### Information provided
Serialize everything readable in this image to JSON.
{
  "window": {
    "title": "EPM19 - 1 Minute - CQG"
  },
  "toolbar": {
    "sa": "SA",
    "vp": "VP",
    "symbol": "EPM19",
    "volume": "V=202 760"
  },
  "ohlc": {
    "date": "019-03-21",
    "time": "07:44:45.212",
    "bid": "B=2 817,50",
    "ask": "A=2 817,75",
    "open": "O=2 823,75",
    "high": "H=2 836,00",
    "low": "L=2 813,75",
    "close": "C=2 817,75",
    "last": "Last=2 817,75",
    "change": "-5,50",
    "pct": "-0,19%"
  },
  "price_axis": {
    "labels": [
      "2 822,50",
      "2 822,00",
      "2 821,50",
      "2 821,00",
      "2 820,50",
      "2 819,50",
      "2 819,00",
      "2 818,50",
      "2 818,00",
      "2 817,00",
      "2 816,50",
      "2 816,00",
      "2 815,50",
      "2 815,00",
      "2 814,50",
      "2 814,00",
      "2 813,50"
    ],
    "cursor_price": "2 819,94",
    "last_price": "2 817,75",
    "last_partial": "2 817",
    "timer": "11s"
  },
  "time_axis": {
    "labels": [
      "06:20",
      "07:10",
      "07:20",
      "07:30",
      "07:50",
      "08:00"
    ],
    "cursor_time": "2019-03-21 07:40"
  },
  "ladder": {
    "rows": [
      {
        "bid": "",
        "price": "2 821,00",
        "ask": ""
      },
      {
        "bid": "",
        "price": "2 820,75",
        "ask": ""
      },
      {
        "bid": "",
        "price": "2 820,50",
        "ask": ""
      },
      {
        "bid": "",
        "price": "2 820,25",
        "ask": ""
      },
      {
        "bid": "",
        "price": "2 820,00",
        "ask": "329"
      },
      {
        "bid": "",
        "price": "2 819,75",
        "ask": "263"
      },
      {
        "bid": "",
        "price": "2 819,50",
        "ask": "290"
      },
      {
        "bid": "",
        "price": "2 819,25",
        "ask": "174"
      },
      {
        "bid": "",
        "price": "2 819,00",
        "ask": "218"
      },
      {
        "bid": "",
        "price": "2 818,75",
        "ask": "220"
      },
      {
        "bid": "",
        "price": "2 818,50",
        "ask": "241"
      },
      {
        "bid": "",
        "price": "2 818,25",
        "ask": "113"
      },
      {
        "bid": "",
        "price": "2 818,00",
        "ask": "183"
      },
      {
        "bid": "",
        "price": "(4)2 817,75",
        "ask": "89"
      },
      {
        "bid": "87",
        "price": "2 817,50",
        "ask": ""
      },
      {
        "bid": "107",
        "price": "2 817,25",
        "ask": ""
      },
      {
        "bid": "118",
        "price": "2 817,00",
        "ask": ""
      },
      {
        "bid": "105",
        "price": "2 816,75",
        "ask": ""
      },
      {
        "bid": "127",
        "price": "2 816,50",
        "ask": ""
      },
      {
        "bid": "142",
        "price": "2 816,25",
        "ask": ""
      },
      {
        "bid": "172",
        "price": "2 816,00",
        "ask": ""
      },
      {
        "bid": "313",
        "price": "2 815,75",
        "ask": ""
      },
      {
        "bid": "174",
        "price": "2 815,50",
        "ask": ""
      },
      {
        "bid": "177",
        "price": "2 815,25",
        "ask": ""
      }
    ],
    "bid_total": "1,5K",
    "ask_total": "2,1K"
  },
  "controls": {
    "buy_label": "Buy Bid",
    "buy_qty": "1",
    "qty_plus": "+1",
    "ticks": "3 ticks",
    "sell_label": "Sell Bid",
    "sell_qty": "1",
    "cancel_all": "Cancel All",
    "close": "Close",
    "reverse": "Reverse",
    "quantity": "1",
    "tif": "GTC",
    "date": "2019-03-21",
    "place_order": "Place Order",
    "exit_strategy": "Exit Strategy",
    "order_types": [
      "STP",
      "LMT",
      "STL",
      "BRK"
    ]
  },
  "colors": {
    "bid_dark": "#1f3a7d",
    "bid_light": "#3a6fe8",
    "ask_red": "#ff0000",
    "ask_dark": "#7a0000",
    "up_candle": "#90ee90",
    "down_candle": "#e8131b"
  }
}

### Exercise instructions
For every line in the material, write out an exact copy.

### Result of the task
Serialize everything readable in this image to JSON.
{
  "window": {
    "title": "EPM19 - 1 Minute - CQG"
  },
  "toolbar": {
    "sa": "SA",
    "vp": "VP",
    "symbol": "EPM19",
    "volume": "V=202 760"
  },
  "ohlc": {
    "date": "019-03-21",
    "time": "07:44:45.212",
    "bid": "B=2 817,50",
    "ask": "A=2 817,75",
    "open": "O=2 823,75",
    "high": "H=2 836,00",
    "low": "L=2 813,75",
    "close": "C=2 817,75",
    "last": "Last=2 817,75",
    "change": "-5,50",
    "pct": "-0,19%"
  },
  "price_axis": {
    "labels": [
      "2 822,50",
      "2 822,00",
      "2 821,50",
      "2 821,00",
      "2 820,50",
      "2 819,50",
      "2 819,00",
      "2 818,50",
      "2 818,00",
      "2 817,00",
      "2 816,50",
      "2 816,00",
      "2 815,50",
      "2 815,00",
      "2 814,50",
      "2 814,00",
      "2 813,50"
    ],
    "cursor_price": "2 819,94",
    "last_price": "2 817,75",
    "last_partial": "2 817",
    "timer": "11s"
  },
  "time_axis": {
    "labels": [
      "06:20",
      "07:10",
      "07:20",
      "07:30",
      "07:50",
      "08:00"
    ],
    "cursor_time": "2019-03-21 07:40"
  },
  "ladder": {
    "rows": [
      {
        "bid": "",
        "price": "2 821,00",
        "ask": ""
      },
      {
        "bid": "",
        "price": "2 820,75",
        "ask": ""
      },
      {
        "bid": "",
        "price": "2 820,50",
        "ask": ""
      },
      {
        "bid": "",
        "price": "2 820,25",
        "ask": ""
      },
      {
        "bid": "",
        "price": "2 820,00",
        "ask": "329"
      },
      {
        "bid": "",
        "price": "2 819,75",
        "ask": "263"
      },
      {
        "bid": "",
        "price": "2 819,50",
        "ask": "290"
      },
      {
        "bid": "",
        "price": "2 819,25",
        "ask": "174"
      },
      {
        "bid": "",
        "price": "2 819,00",
        "ask": "218"
      },
      {
        "bid": "",
        "price": "2 818,75",
        "ask": "220"
      },
      {
        "bid": "",
        "price": "2 818,50",
        "ask": "241"
      },
      {
        "bid": "",
        "price": "2 818,25",
        "ask": "113"
      },
      {
        "bid": "",
        "price": "2 818,00",
        "ask": "183"
      },
      {
        "bid": "",
        "price": "(4)2 817,75",
        "ask": "89"
      },
      {
        "bid": "87",
        "price": "2 817,50",
        "ask": ""
      },
      {
        "bid": "107",
        "price": "2 817,25",
        "ask": ""
      },
      {
        "bid": "118",
        "price": "2 817,00",
        "ask": ""
      },
      {
        "bid": "105",
        "price": "2 816,75",
        "ask": ""
      },
      {
        "bid": "127",
        "price": "2 816,50",
        "ask": ""
      },
      {
        "bid": "142",
        "price": "2 816,25",
        "ask": ""
      },
      {
        "bid": "172",
        "price": "2 816,00",
        "ask": ""
      },
      {
        "bid": "313",
        "price": "2 815,75",
        "ask": ""
      },
      {
        "bid": "174",
        "price": "2 815,50",
        "ask": ""
      },
      {
        "bid": "177",
        "price": "2 815,25",
        "ask": ""
      }
    ],
    "bid_total": "1,5K",
    "ask_total": "2,1K"
  },
  "controls": {
    "buy_label": "Buy Bid",
    "buy_qty": "1",
    "qty_plus": "+1",
    "ticks": "3 ticks",
    "sell_label": "Sell Bid",
    "sell_qty": "1",
    "cancel_all": "Cancel All",
    "close": "Close",
    "reverse": "Reverse",
    "quantity": "1",
    "tif": "GTC",
    "date": "2019-03-21",
    "place_order": "Place Order",
    "exit_strategy": "Exit Strategy",
    "order_types": [
      "STP",
      "LMT",
      "STL",
      "BRK"
    ]
  },
  "colors": {
    "bid_dark": "#1f3a7d",
    "bid_light": "#3a6fe8",
    "ask_red": "#ff0000",
    "ask_dark": "#7a0000",
    "up_candle": "#90ee90",
    "down_candle": "#e8131b"
  }
}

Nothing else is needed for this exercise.